Task prompt | Reproduce the lines below from the one that contains "Parse this screenshot: output" through the end, inclusive, and add nothing.
--- Supplied information ---
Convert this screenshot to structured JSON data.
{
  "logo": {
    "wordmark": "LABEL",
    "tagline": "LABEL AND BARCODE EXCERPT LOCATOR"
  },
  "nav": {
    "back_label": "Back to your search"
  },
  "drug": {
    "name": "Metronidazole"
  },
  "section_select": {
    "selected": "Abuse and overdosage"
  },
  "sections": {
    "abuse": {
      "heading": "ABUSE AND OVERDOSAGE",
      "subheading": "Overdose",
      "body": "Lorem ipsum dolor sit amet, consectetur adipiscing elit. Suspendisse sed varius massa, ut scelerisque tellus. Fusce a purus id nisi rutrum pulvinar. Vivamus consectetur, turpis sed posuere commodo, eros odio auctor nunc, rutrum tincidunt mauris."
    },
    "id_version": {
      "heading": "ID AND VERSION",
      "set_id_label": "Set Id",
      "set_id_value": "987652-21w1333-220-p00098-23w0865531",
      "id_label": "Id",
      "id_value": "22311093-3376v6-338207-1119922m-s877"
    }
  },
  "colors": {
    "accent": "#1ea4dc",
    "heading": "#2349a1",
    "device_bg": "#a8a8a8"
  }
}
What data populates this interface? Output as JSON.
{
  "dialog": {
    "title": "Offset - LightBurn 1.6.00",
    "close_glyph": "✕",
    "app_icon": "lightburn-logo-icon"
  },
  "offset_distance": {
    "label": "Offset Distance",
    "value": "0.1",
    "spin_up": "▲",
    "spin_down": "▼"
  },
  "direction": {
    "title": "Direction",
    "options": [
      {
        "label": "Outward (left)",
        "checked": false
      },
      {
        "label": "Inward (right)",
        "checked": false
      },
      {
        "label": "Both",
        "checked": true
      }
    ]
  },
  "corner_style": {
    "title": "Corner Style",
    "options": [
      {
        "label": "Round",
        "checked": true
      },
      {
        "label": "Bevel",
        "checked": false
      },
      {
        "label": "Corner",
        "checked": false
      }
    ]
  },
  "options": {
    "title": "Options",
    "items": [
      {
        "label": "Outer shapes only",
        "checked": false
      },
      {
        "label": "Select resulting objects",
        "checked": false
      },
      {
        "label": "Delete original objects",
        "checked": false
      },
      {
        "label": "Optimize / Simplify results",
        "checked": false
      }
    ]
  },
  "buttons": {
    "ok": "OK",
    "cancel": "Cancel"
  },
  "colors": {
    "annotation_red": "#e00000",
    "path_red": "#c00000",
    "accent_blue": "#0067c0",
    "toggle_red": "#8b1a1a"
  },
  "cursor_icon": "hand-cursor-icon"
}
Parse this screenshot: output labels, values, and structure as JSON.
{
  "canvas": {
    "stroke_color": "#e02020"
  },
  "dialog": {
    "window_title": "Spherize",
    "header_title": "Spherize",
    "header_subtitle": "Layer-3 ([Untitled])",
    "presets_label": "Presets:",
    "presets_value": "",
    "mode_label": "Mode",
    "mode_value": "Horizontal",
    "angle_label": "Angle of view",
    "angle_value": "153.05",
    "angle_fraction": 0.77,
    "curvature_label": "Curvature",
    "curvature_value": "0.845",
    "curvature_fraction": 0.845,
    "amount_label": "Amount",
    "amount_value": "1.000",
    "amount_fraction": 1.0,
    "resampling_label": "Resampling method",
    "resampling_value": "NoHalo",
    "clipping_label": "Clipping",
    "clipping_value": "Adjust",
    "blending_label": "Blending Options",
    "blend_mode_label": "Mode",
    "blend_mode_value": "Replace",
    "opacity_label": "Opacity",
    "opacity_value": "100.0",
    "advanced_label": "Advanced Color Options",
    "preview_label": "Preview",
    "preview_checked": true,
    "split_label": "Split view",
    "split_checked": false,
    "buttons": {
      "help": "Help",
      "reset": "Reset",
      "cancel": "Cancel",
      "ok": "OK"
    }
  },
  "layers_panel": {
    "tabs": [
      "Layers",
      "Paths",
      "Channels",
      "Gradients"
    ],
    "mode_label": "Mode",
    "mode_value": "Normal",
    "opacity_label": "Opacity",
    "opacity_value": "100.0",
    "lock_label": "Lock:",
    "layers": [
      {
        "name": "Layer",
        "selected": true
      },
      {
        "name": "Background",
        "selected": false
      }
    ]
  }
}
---
Answer section |
Parse this screenshot: output labels, values, and structure as JSON.
{
  "canvas": {
    "stroke_color": "#e02020"
  },
  "dialog": {
    "window_title": "Spherize",
    "header_title": "Spherize",
    "header_subtitle": "Layer-3 ([Untitled])",
    "presets_label": "Presets:",
    "presets_value": "",
    "mode_label": "Mode",
    "mode_value": "Horizontal",
    "angle_label": "Angle of view",
    "angle_value": "153.05",
    "angle_fraction": 0.77,
    "curvature_label": "Curvature",
    "curvature_value": "0.845",
    "curvature_fraction": 0.845,
    "amount_label": "Amount",
    "amount_value": "1.000",
    "amount_fraction": 1.0,
    "resampling_label": "Resampling method",
    "resampling_value": "NoHalo",
    "clipping_label": "Clipping",
    "clipping_value": "Adjust",
    "blending_label": "Blending Options",
    "blend_mode_label": "Mode",
    "blend_mode_value": "Replace",
    "opacity_label": "Opacity",
    "opacity_value": "100.0",
    "advanced_label": "Advanced Color Options",
    "preview_label": "Preview",
    "preview_checked": true,
    "split_label": "Split view",
    "split_checked": false,
    "buttons": {
      "help": "Help",
      "reset": "Reset",
      "cancel": "Cancel",
      "ok": "OK"
    }
  },
  "layers_panel": {
    "tabs": [
      "Layers",
      "Paths",
      "Channels",
      "Gradients"
    ],
    "mode_label": "Mode",
    "mode_value": "Normal",
    "opacity_label": "Opacity",
    "opacity_value": "100.0",
    "lock_label": "Lock:",
    "layers": [
      {
        "name": "Layer",
        "selected": true
      },
      {
        "name": "Background",
        "selected": false
      }
    ]
  }
}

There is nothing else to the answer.